Interventional Radiology - Growing into maturity

Andy Adam

Abstract


T

his issue of the Hellenic Journal of Radiology, which is enjoying a significant rejuvenation and an enhancement of its activities under the visionary editorship of Professor Nicholas Gourtsoyiannis, is dedicated to interventional radiology. A series of excellent articles by some of the most eminent Greek interventional radiologists is testament to the robust health of this discipline in the country that gave birth to the scientific study of medicine.

The current spectrum of interventional radiology is very broad. From modest beginnings in peripheral angioplasty, this discipline has expanded to include therapeutic procedures in most organs systems. It is now inconceivable that any large acute hospital can function without interventional radiologists participating in the care of patients who have sustained major trauma. Organ transplantation, the palliation of patients with cancer, the management of acute ischaemia, and the emergency treatment of stroke increasingly require the assistance of expert interventional radiologists.

Interventional oncology is fast becoming the fourth pillar of cancer care, alongside Surgical, Medical and Radiation oncology. Interventional radiologists practising in this field use imaging guided, minimally invasive techniques for local tumour treatment. These have been shown to achieve similar oncological results to surgery for the treatment of diseases such as small renal cell carcinoma, with fewer complications and shorter hospital stay than equivalent surgical techniques.

One of the major advantages of interventional radiology is that, despite the use of sophisticated and sometimes expensive equipment, it is a very cost-effective discipline because many of its procedures do not require the use of general anaesthesia and because in most cases patients can be discharged after a very short stay in hospital.
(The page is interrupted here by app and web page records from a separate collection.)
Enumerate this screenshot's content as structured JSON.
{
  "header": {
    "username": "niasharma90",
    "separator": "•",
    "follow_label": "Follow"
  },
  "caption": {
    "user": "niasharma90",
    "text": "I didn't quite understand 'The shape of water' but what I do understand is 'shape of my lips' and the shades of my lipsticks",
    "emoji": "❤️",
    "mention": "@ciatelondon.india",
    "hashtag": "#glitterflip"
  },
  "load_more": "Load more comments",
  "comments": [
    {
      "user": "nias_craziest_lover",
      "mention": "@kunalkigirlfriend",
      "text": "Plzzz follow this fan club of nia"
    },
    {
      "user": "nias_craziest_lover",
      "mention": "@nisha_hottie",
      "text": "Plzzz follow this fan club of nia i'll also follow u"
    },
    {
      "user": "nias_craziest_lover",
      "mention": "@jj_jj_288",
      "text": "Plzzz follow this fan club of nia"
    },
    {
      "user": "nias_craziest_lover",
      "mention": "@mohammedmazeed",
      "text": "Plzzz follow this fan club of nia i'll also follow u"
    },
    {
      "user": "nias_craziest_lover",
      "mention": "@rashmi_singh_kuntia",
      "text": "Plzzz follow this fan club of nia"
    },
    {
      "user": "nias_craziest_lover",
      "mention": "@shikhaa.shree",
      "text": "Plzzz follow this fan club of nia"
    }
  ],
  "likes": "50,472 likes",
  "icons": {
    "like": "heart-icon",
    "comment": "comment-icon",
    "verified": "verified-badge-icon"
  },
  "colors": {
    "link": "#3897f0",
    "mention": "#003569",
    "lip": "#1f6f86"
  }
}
Interventional radiology is a unique discipline. Although it emerged from the increasingly invasive techniques used in angiography and other branches of diagnostic radiology, its purpose is the treatment of patients rather than the making of diagnoses. As a result of this unusual origin, interventional radiology lacks the full infrastructure for clinical practice. When conventional radiologists worked mainly in the vascular field this was not a huge problem because most of the patients they treated were under the care of vascular surgeons. Although this relationship has not been without its difficulties, various models of collaboration have emerged between vascular surgery and interventional radiology that have enabled patients to be cared for appropriately. However, this is not a model that can work effectively in interventional oncology, as the diverse clinical teams involved in oncology cannot be expected to be familiar with the potential complications, after care and follow-up requirements of patients who undergo local tumour treatment by interventional radiologists.

 Interventional radiology is now a mature discipline, which has a rightful place in modern medicine. From this new status flows the responsibility to establish appropriate methods of patient care that will allow it to function as a complete clinical service. This should include the necessary infrastructure for the care of patients at all times, including outpatient facilities, resident staff and an appropriate financial model. Interventional radiology makes a very substantial contribution to the care of patients; it should no longer be regarded as an optional extra. R


Full Text:

PDF

Refbacks

  • There are currently no refbacks.